Q: Why did you choose ASU?

A: Definitely not because of the summers. In all honesty, I chose ASU at first because it was close. I knew people here, and being close to family and friends was important. Looking back, I don’t think I could’ve made a better decision. The opportunities I’ve had and the people I’ve gotten to meet have made my time here 100% successful.  

Q: Which professor taught you the most important lesson while at ASU?

A: Dr. Rogier Windhorst was definitely the most influential professor I had during my time here. He was the first professor I talked to outside of class and the first to give me a chance as an undergrad in research. Although not intentionally, he taught me that professors aren’t as scary as my freshman-brain thought. I think I paced up and down the hall to his office for 10 minutes before eventually knocking on his door. He’s been a constant support and gave me opportunities that helped me get to where I am in my career today.

Q: What’s the best piece of advice you’d give to those still in school?

A: The best advice I have for anyone still in school is to go easier on yourself. You have to be kind to the person you’re always stuck with.  

Q: What was your favorite spot on campus, whether for studying, meeting friends or just thinking about life?

A: My favorite spot on campus has to be the Marston Theater. I’ve been both a presenter and an audience member there, and it’s the coolest place to have to take a class on campus. Getting to watch the first images from the James Webb Space Telescope be streamed on the big screen is one of my favorite memories of my time here at ASU. But during the hot summer months, the AC full blast, you can nap in there for days (don’t tell Ric Alling). To me, it represents limitless scientific exploration and, more personally, comfort.  

Q: If someone gave you $40 million to solve one problem on our planet, what would you tackle?

A: What would I tackle? Nothing larger than a dog; any bigger and I’d probably lose. As for the money, I think I’d want it to go towards funding education in underfunded communities. There are so many problems that I think deserve that $40 million and more, but education is something I’m so passionate about. I think there are too many instances where people fall through the cracks in our educational system. Whether it be better supporting teachers or making education more equitable, education could use the money. Everyone has the potential to become successful in something they love, but not everyone gets that chance. The more educated society is, the better.  

Q: Any influences from past teachers, friends or family?

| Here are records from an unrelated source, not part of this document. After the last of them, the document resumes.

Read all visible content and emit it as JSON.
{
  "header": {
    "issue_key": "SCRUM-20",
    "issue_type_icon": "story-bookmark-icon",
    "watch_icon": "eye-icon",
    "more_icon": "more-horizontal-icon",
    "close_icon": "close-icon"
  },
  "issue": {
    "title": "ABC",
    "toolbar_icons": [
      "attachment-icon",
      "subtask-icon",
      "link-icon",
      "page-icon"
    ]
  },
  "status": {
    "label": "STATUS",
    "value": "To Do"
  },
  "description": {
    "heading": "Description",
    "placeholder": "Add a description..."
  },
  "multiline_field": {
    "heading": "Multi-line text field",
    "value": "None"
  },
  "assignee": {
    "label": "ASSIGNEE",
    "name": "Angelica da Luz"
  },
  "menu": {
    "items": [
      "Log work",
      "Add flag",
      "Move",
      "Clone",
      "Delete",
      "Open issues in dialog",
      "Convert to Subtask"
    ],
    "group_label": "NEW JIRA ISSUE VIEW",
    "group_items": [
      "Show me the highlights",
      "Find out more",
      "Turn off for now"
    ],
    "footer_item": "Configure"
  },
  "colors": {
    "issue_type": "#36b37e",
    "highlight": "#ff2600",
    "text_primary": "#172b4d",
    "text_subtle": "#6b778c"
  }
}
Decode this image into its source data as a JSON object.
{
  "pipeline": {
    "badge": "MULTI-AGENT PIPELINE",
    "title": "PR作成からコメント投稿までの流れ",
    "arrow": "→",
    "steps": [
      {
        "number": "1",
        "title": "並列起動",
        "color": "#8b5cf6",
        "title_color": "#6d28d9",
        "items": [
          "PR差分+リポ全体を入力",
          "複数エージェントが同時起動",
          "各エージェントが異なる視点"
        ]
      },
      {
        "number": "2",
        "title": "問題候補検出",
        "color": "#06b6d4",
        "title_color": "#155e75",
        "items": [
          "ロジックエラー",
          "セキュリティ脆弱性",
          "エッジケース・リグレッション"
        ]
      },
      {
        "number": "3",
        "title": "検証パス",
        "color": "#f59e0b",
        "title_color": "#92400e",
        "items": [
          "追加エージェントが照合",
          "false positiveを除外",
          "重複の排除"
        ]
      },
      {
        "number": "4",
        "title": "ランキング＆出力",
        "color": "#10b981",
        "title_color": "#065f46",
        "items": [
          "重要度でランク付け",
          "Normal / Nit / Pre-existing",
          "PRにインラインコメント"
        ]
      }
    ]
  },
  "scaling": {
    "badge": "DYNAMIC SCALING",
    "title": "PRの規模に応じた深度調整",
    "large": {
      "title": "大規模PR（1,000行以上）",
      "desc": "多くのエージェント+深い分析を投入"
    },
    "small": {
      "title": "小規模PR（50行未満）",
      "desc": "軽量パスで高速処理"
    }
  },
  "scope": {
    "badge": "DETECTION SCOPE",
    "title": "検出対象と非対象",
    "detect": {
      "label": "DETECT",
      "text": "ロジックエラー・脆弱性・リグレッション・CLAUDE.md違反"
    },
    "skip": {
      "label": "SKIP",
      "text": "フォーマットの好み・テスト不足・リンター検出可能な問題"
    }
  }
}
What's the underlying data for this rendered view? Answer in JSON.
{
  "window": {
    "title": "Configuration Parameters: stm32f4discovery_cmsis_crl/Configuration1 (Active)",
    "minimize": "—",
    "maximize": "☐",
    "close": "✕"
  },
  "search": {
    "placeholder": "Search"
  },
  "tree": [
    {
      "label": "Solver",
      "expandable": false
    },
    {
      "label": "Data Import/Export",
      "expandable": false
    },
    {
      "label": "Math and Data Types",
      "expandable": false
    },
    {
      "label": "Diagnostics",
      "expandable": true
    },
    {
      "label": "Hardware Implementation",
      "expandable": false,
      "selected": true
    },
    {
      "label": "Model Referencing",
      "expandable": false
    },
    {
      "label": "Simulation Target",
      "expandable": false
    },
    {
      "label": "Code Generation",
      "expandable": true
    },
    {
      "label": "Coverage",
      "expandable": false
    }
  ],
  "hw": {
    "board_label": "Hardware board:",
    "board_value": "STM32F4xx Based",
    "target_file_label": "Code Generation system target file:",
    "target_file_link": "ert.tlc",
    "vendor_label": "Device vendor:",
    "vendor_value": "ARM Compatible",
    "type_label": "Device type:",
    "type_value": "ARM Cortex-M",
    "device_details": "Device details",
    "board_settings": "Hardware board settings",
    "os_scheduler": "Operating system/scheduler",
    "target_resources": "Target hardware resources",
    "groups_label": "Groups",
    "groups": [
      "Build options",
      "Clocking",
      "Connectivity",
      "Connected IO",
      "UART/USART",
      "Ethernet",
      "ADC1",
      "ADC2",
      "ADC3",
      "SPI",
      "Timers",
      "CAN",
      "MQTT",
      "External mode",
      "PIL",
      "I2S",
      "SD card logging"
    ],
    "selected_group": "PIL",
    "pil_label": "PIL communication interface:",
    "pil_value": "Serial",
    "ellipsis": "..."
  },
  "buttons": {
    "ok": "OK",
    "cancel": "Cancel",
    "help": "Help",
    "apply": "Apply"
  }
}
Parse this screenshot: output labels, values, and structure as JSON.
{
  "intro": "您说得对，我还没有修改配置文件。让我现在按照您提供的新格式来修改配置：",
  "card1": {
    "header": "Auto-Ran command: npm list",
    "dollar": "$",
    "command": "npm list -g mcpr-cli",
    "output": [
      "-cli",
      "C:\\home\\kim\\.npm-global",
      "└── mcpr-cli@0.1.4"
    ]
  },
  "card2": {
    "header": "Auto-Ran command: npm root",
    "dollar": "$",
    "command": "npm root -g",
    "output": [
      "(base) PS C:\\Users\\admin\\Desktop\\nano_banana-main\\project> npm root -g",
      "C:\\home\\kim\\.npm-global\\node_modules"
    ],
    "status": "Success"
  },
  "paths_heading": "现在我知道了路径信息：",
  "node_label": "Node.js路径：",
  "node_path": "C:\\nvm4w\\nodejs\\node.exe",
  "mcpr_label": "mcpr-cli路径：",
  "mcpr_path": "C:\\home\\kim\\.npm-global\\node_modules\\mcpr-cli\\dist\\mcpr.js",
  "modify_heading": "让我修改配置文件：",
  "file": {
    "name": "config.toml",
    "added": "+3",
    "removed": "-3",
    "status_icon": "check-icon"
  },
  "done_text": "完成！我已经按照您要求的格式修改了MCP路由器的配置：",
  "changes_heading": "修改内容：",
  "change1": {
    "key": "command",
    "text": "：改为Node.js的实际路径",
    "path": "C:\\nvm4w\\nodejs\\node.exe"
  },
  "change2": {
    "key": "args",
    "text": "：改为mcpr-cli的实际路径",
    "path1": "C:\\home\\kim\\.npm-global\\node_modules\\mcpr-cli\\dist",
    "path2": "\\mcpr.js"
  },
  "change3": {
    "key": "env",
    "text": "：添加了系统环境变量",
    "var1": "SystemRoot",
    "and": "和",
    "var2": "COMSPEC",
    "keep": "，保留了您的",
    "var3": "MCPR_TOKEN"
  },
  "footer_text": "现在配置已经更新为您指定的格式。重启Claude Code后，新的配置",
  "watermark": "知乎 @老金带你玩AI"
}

A: All of the above are my main influences. My parents encouraged my curiosity and learning from the very start; they’ve been nothing but supportive for every step and decision I’ve made so far. Without their guidance and upbringing, I doubt I’d be as passionate about the things I am. As for teachers, my biggest influences have to be Mrs. Baldwin and Mrs. Charnell, from my high school and elementary school, respectively, who supported and helped grow my interest in math and science. They saw potential in me beyond the bare minimum and always pushed me to reach for that. As for my friends, my No. 1 influence and inspiration has to be my lifelong friend Sarah, who always did the heavy lifting when I couldn’t. And of course, thank you to everyone else at SESE who were along for the ride, whether it be faculty, staff or my peers.

Taylor Hess

Marketing and communications digital aide , School of Earth and Space Exploration